Dataset entries
[Start of Attachment]

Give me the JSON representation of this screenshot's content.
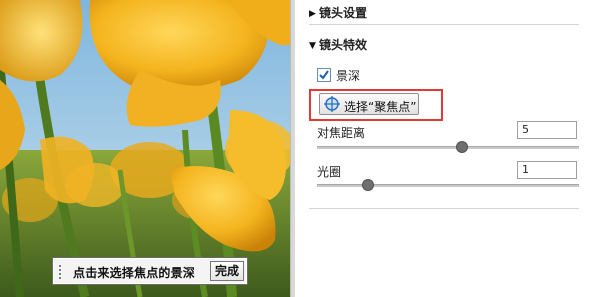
{
  "photo": {
    "hint_text": "点击来选择焦点的景深",
    "done_label": "完成"
  },
  "panel": {
    "lens_settings": {
      "label": "镜头设置",
      "expanded": false
    },
    "lens_effects": {
      "label": "镜头特效",
      "expanded": true
    },
    "depth_of_field": {
      "label": "景深",
      "checked": true
    },
    "pick_focus_button": {
      "label": "选择“聚焦点”",
      "icon": "crosshair-target-icon"
    },
    "focus_distance": {
      "label": "对焦距离",
      "value": "5",
      "slider_fraction": 0.55
    },
    "aperture": {
      "label": "光圈",
      "value": "1",
      "slider_fraction": 0.18
    }
  },
  "colors": {
    "highlight": "#e53935",
    "tulip": "#f2b21c",
    "accent": "#2d6fbf"
  }
}
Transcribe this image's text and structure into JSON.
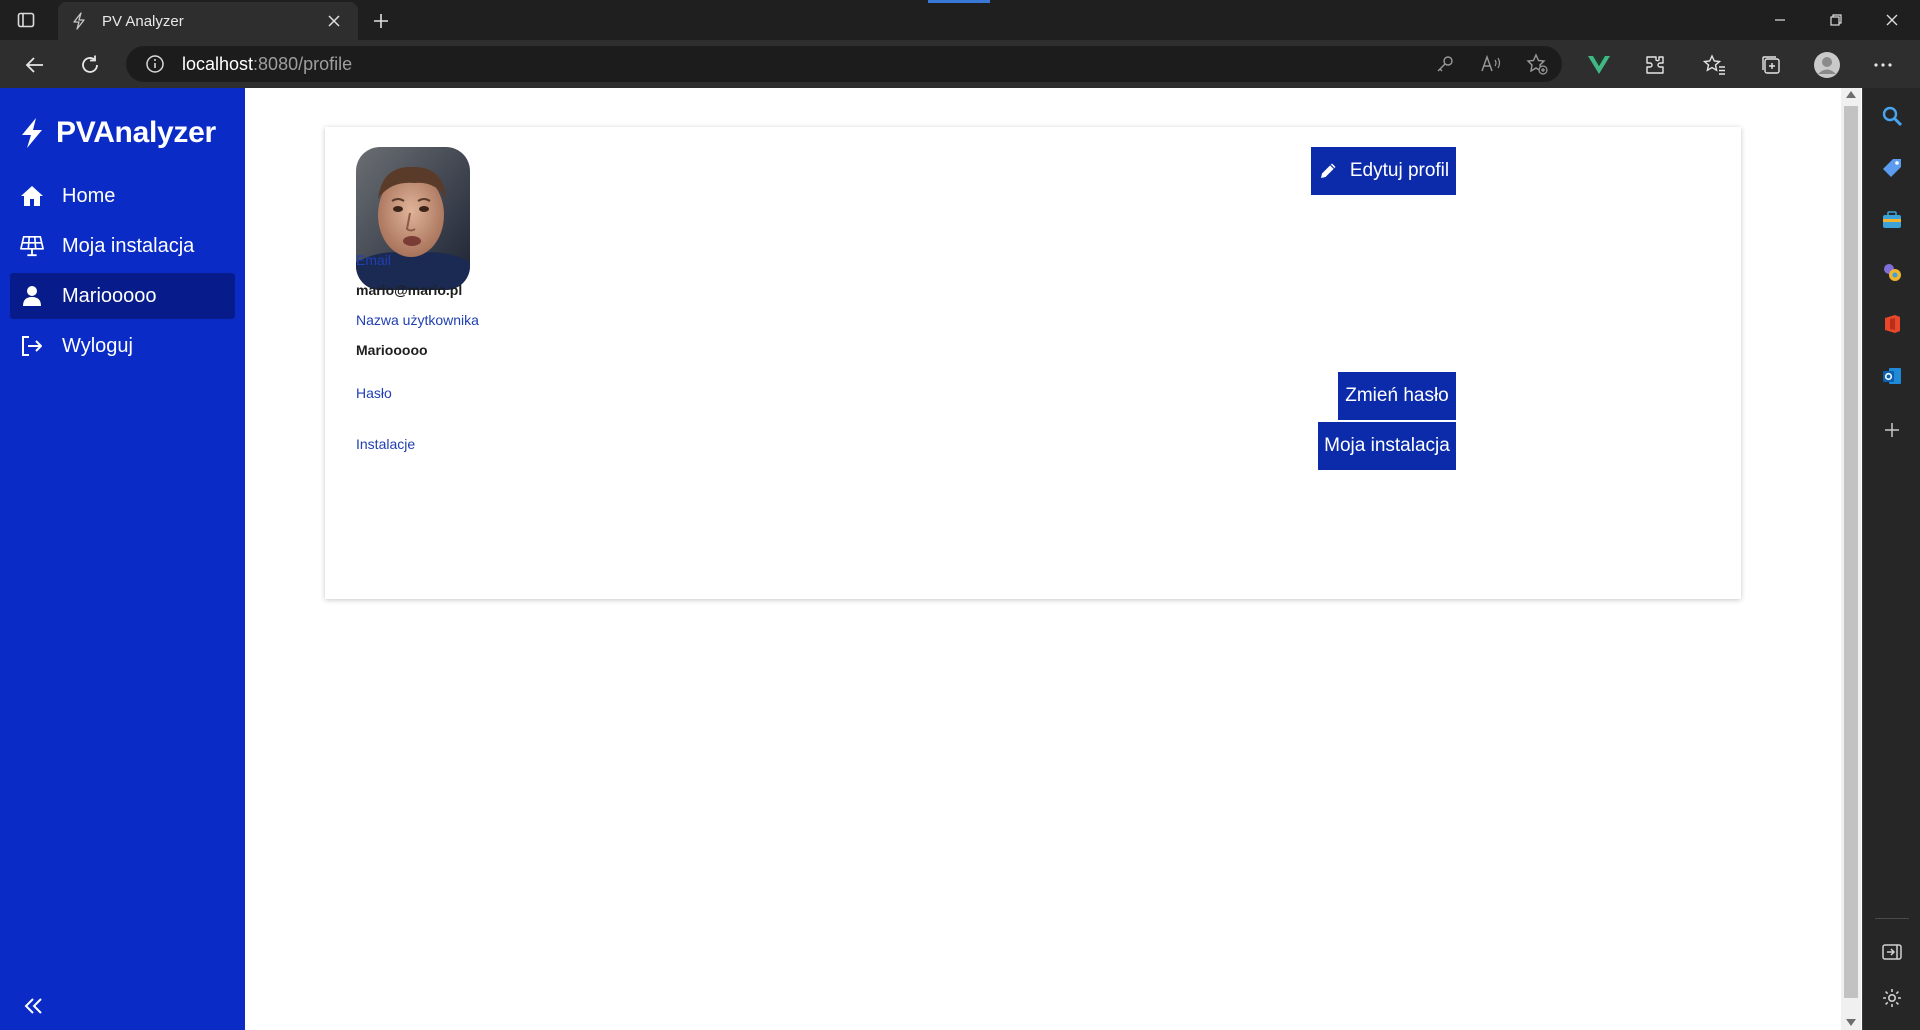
{
  "browser": {
    "tab_title": "PV Analyzer",
    "url_host": "localhost",
    "url_path": ":8080/profile",
    "accent": "#3a78d8"
  },
  "sidebar": {
    "brand": "PVAnalyzer",
    "color": "#0b2bc6",
    "items": [
      {
        "label": "Home",
        "icon": "home-icon",
        "active": false
      },
      {
        "label": "Moja instalacja",
        "icon": "solar-panel-icon",
        "active": false
      },
      {
        "label": "Mariooooo",
        "icon": "user-icon",
        "active": true
      },
      {
        "label": "Wyloguj",
        "icon": "logout-icon",
        "active": false
      }
    ]
  },
  "profile": {
    "edit_button": "Edytuj profil",
    "email_label": "Email",
    "email_value": "mario@mario.pl",
    "username_label": "Nazwa użytkownika",
    "username_value": "Mariooooo",
    "password_label": "Hasło",
    "change_password_button": "Zmień hasło",
    "installations_label": "Instalacje",
    "installation_button": "Moja instalacja",
    "button_color": "#0b2bab",
    "label_color": "#1f3fb3"
  }
}
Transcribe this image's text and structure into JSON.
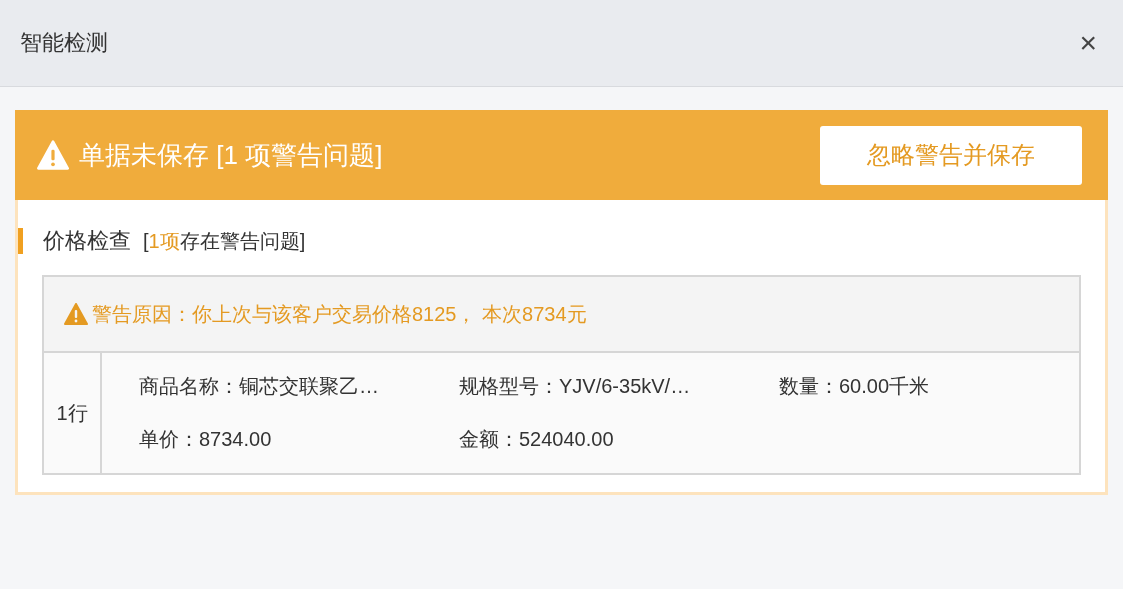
{
  "window": {
    "title": "智能检测",
    "close": "×"
  },
  "banner": {
    "title": "单据未保存 [1 项警告问题]",
    "button": "忽略警告并保存"
  },
  "section": {
    "title": "价格检查",
    "note": {
      "prefix": "[",
      "highlight": "1项",
      "suffix": "存在警告问题]"
    }
  },
  "warning": {
    "text": "警告原因：你上次与该客户交易价格8125， 本次8734元"
  },
  "rows": [
    {
      "label": "1行",
      "fields": [
        "商品名称：铜芯交联聚乙…",
        "规格型号：YJV/6-35kV/…",
        "数量：60.00千米",
        "单价：8734.00",
        "金额：524040.00"
      ]
    }
  ]
}
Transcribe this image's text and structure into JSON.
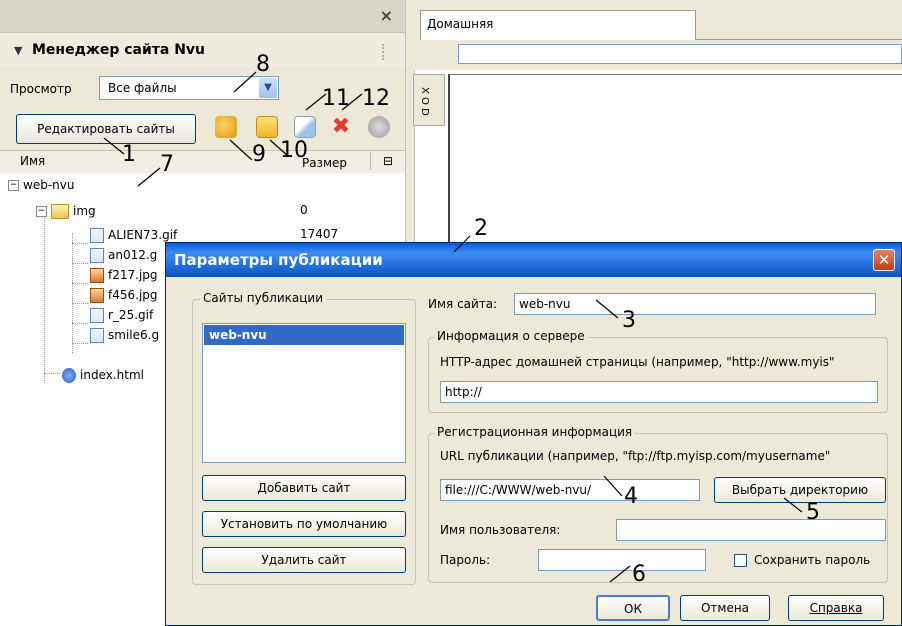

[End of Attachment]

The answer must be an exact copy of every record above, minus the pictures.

Give me the JSON representation of this screenshot's content.
{
  "photo": {
    "hint_text": "点击来选择焦点的景深",
    "done_label": "完成"
  },
  "panel": {
    "lens_settings": {
      "label": "镜头设置",
      "expanded": false
    },
    "lens_effects": {
      "label": "镜头特效",
      "expanded": true
    },
    "depth_of_field": {
      "label": "景深",
      "checked": true
    },
    "pick_focus_button": {
      "label": "选择“聚焦点”",
      "icon": "crosshair-target-icon"
    },
    "focus_distance": {
      "label": "对焦距离",
      "value": "5",
      "slider_fraction": 0.55
    },
    "aperture": {
      "label": "光圈",
      "value": "1",
      "slider_fraction": 0.18
    }
  },
  "colors": {
    "highlight": "#e53935",
    "tulip": "#f2b21c",
    "accent": "#2d6fbf"
  }
}
Transcribe this image's text and structure into JSON.
{
  "browser": {
    "tab_title": "PV Analyzer",
    "url_host": "localhost",
    "url_path": ":8080/profile",
    "accent": "#3a78d8"
  },
  "sidebar": {
    "brand": "PVAnalyzer",
    "color": "#0b2bc6",
    "items": [
      {
        "label": "Home",
        "icon": "home-icon",
        "active": false
      },
      {
        "label": "Moja instalacja",
        "icon": "solar-panel-icon",
        "active": false
      },
      {
        "label": "Mariooooo",
        "icon": "user-icon",
        "active": true
      },
      {
        "label": "Wyloguj",
        "icon": "logout-icon",
        "active": false
      }
    ]
  },
  "profile": {
    "edit_button": "Edytuj profil",
    "email_label": "Email",
    "email_value": "mario@mario.pl",
    "username_label": "Nazwa użytkownika",
    "username_value": "Mariooooo",
    "password_label": "Hasło",
    "change_password_button": "Zmień hasło",
    "installations_label": "Instalacje",
    "installation_button": "Moja instalacja",
    "button_color": "#0b2bab",
    "label_color": "#1f3fb3"
  }
}
Transcribe this image's text and structure into JSON.
{
  "window": {
    "title": "智能检测",
    "close": "×"
  },
  "banner": {
    "title": "单据未保存 [1 项警告问题]",
    "button": "忽略警告并保存"
  },
  "section": {
    "title": "价格检查",
    "note": {
      "prefix": "[",
      "highlight": "1项",
      "suffix": "存在警告问题]"
    }
  },
  "warning": {
    "text": "警告原因：你上次与该客户交易价格8125， 本次8734元"
  },
  "rows": [
    {
      "label": "1行",
      "fields": [
        "商品名称：铜芯交联聚乙…",
        "规格型号：YJV/6-35kV/…",
        "数量：60.00千米",
        "单价：8734.00",
        "金额：524040.00"
      ]
    }
  ]
}
Transcribe this image's text and structure into JSON.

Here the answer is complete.